Task to carry out:
Scan the entries below for the word "label", then copy each line that holds it.

Records for processing:
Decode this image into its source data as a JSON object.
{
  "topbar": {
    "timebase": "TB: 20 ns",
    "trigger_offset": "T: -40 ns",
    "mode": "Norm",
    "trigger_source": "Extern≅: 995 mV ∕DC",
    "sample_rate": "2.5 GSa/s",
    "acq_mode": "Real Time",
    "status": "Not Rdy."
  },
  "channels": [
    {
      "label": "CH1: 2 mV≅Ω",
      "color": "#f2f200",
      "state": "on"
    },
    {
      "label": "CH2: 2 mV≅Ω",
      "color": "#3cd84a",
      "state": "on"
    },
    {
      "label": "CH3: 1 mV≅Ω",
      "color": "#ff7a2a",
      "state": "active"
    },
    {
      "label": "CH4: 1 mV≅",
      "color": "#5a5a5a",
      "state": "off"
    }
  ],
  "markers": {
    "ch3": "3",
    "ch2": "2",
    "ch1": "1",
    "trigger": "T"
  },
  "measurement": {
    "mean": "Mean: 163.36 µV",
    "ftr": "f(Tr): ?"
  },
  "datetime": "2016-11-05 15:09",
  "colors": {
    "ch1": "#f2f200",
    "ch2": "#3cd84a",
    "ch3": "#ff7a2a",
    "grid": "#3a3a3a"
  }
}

Response:
      "label": "CH1: 2 mV≅Ω",
      "label": "CH2: 2 mV≅Ω",
      "label": "CH3: 1 mV≅Ω",
      "label": "CH4: 1 mV≅",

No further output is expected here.